By exploiting the vulnerability, "malicious users can fool other users' Web clients...which allows them to do things such as stealing that client/server's cookies," Elias Levy, Bugtraq's moderator and the chief technology officer of SecurityFocus.com, wrote in an advisory.
Calling the vulnerability a "common flaw," Levy blamed the problem in part on "the lack of good practices by programmers of Web-based applications."
Although security experts first issued a warning against cross-site scripting in February, security experts believe that dozens of sites may still be vulnerable to the attack.
Baker said he first notified Schwab of its vulnerability in late August. Although he exchanged several emails with Schwab about the problem, the company did not fix the problem, he said.
"The flaws still exist, and I have no reason to believe that they are in the process of being fixed," Baker said in his advisory on Bugtraq. "Schwab should strive to fix problems when given (four)-month advance notice. They should raise their ethical standards to alert their paying customers whenever a system vulnerability is reported."
But Schwab spokesman Greg Gable said the company has been working as quickly as possible to address the problem. After being notified of the vulnerability in August, Schwab took some minor steps to protect customers, he said. And Schwab plans to completely close the vulnerability by early next year via a computer change, he said.
"We take security issues extremely seriously," Gable said. "We take aggressive steps to minimize the risk."
But Gable played down the risk for customers, calling it a "very, very narrow possibility." Gable said the delay in closing the vulnerability had to do with balancing the ease of use of the site and the need to test the fix before implementing it.
"With a large system and a large customer base, we need to test thoroughly," he said.
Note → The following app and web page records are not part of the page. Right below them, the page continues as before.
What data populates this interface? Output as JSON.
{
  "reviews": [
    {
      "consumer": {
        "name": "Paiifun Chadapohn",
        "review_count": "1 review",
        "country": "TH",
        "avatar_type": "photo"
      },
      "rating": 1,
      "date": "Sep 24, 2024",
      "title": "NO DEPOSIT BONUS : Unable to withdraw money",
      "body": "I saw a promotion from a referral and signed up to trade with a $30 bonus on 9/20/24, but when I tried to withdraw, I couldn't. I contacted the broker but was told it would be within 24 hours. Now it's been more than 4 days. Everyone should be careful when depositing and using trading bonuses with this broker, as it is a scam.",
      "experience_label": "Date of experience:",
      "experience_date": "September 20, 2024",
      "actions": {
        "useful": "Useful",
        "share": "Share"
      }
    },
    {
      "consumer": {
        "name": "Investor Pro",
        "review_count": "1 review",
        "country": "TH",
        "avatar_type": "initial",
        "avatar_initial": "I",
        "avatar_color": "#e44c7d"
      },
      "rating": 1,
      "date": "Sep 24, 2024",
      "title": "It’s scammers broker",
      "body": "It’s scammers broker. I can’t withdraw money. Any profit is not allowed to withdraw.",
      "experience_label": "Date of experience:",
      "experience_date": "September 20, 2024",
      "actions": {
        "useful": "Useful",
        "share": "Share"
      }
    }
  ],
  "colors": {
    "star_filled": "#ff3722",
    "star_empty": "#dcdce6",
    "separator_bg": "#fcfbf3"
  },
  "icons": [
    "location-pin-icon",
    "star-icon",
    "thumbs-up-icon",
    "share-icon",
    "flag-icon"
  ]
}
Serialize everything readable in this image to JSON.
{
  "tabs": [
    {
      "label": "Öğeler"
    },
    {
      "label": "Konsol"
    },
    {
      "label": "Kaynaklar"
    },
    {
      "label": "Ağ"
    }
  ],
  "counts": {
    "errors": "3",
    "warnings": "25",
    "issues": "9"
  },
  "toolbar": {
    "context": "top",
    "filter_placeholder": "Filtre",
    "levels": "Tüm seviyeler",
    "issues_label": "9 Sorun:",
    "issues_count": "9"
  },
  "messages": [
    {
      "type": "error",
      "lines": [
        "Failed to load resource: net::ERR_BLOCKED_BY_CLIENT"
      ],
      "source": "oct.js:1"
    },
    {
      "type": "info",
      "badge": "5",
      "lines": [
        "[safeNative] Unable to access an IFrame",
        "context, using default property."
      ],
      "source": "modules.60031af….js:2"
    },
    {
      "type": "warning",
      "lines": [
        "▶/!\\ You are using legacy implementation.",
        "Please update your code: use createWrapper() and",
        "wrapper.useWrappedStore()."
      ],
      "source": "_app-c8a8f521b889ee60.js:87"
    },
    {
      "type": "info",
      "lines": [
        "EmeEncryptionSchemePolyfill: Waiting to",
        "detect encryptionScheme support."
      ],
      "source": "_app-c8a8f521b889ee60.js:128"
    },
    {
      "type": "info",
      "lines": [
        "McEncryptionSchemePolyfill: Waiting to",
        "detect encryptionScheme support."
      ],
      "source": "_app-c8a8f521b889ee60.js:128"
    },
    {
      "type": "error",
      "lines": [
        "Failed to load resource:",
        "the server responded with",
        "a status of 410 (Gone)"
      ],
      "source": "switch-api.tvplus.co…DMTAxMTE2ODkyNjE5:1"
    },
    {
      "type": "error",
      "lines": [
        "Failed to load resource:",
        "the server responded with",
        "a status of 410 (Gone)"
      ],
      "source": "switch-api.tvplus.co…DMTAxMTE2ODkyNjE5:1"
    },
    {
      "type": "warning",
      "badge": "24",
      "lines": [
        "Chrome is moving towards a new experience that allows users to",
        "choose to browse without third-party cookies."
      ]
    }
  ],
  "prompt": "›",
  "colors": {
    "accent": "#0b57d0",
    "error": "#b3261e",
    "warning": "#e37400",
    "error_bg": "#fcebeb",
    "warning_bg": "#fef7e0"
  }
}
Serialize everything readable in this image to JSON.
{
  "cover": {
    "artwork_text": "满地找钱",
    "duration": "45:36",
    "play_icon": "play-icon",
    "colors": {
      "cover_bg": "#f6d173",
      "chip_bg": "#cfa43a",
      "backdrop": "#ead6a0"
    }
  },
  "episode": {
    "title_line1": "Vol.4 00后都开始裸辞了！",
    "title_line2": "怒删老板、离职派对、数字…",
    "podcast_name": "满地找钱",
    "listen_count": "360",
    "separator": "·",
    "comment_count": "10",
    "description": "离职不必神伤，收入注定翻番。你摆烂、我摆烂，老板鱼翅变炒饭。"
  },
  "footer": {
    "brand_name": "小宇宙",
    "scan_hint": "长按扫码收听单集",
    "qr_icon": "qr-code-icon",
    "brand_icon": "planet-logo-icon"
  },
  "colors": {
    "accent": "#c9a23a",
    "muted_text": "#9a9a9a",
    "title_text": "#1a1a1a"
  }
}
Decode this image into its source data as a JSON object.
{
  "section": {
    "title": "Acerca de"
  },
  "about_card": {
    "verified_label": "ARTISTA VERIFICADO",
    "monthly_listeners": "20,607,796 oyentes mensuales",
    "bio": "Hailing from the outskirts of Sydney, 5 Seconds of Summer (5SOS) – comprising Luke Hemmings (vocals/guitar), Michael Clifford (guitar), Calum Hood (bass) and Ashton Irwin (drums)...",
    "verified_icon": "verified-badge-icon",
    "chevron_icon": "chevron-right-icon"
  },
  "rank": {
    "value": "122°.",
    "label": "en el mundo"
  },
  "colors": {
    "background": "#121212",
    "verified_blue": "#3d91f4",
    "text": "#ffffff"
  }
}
Cross-site scripting allows hackers to run dangerous code within a Net user's browser or email client. Basically an attack on a Schwab user could allow the hacker to have access to all of the customer's account actions--such as buying and selling stocks or transferring funds while the customer was logged on to his account.